[Dataset rows describing interfaces]

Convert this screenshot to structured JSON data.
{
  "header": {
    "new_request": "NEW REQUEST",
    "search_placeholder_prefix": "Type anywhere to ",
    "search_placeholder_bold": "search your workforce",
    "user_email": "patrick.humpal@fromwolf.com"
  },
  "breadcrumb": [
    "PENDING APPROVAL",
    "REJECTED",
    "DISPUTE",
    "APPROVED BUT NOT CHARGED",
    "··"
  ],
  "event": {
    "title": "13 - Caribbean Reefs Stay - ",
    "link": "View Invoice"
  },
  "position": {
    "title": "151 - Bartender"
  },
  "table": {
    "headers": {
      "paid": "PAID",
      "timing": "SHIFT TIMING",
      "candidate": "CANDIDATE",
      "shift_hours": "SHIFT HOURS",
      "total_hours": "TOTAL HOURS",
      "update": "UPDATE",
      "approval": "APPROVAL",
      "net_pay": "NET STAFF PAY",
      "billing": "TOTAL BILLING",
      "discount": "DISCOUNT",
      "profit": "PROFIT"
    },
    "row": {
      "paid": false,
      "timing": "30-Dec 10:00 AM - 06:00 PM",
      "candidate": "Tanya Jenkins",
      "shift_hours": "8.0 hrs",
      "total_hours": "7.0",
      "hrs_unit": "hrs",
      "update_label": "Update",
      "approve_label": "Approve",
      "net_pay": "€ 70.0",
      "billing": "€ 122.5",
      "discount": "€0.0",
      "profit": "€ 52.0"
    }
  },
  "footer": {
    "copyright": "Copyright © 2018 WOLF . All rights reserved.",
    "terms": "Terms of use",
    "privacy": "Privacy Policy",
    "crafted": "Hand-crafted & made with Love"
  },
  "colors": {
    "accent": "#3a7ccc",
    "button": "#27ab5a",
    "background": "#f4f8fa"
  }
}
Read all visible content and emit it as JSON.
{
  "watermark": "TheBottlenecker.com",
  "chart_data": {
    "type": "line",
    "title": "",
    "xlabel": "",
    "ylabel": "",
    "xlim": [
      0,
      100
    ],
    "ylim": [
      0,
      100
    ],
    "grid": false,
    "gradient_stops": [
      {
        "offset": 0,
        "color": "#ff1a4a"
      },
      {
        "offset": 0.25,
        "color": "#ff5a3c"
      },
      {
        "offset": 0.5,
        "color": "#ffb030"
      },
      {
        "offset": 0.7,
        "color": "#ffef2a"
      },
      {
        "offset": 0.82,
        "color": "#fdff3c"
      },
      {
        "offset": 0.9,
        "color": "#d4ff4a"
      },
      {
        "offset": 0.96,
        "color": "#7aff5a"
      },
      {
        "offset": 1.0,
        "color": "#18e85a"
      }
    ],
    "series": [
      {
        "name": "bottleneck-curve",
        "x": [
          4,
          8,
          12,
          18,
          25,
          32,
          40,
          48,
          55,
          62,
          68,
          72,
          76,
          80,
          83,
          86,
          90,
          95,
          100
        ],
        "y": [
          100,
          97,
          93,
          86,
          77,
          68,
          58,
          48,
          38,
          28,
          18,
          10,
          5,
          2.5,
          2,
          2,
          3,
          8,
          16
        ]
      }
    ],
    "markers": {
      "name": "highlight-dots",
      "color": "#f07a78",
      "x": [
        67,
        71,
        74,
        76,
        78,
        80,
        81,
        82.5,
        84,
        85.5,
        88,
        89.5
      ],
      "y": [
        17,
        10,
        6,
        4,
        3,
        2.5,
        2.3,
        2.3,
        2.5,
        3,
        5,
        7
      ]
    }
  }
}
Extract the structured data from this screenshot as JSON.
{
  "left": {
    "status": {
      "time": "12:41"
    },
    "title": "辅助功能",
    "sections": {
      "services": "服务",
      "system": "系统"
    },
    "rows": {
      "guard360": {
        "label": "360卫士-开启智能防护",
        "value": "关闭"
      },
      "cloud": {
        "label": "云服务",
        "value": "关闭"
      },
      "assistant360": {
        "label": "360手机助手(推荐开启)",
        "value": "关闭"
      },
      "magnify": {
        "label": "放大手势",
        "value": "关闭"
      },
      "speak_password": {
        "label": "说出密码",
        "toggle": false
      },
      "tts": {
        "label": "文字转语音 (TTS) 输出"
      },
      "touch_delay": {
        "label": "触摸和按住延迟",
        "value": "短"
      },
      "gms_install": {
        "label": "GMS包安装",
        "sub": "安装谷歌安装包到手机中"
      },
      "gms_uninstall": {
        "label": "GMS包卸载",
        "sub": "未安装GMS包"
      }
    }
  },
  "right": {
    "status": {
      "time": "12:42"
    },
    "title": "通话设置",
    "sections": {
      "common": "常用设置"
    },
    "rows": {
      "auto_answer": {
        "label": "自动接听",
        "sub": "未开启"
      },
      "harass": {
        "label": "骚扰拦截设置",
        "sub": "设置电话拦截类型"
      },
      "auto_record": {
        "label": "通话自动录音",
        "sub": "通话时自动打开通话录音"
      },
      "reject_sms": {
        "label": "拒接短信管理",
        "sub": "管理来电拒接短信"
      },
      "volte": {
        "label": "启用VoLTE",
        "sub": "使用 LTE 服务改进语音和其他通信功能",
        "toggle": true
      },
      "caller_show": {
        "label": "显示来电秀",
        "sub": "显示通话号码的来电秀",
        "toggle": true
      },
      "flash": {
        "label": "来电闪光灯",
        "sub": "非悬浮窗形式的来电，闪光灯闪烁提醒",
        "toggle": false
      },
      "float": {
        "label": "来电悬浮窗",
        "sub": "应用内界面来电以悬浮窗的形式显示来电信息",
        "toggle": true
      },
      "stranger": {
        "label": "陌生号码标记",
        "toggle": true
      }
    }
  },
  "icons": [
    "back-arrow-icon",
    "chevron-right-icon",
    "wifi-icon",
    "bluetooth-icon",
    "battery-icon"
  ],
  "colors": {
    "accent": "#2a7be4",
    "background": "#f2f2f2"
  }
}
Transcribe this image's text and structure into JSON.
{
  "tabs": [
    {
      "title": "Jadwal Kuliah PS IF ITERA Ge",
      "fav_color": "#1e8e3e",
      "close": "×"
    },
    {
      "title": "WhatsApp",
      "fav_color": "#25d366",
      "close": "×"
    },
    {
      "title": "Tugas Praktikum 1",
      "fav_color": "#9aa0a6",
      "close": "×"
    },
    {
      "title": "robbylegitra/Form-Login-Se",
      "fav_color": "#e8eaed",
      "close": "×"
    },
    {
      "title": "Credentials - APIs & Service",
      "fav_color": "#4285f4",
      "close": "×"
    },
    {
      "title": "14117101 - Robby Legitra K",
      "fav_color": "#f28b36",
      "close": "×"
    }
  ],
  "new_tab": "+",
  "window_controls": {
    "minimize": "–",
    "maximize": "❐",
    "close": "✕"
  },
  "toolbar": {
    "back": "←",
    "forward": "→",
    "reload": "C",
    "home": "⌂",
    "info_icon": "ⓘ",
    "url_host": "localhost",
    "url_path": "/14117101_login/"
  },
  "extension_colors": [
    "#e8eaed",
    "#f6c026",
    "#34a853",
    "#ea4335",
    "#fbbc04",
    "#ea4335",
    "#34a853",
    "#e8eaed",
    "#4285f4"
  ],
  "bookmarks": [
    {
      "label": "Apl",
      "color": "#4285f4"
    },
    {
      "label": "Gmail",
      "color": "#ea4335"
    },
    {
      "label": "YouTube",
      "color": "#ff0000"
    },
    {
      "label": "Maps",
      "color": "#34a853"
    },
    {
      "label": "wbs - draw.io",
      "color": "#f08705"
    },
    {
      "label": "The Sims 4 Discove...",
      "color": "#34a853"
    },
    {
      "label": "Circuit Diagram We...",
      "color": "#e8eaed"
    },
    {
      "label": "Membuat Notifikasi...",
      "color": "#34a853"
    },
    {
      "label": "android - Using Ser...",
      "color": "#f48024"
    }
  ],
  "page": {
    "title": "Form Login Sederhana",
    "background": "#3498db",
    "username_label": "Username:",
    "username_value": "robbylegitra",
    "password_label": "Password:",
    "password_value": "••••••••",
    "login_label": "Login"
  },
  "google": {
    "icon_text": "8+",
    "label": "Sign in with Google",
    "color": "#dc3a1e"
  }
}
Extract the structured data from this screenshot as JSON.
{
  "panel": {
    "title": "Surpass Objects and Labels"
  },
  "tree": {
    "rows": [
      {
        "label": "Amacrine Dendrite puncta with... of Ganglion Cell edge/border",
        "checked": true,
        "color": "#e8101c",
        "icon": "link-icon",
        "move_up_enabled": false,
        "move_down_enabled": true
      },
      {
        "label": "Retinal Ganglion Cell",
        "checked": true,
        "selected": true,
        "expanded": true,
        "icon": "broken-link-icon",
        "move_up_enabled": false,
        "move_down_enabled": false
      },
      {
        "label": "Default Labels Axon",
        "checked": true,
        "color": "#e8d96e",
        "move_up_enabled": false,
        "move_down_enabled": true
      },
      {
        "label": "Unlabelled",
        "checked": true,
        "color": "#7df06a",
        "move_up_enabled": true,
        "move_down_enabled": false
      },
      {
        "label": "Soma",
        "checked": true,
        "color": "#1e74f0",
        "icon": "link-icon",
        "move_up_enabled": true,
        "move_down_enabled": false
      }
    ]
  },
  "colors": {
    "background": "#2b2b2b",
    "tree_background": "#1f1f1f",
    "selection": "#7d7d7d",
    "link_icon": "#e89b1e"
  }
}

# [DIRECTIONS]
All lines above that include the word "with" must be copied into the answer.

# [ANSWER TO THE EXERCISE]
    "crafted": "Hand-crafted & made with Love"
    "label": "Sign in with Google",
        "label": "Amacrine Dendrite puncta with... of Ganglion Cell edge/border",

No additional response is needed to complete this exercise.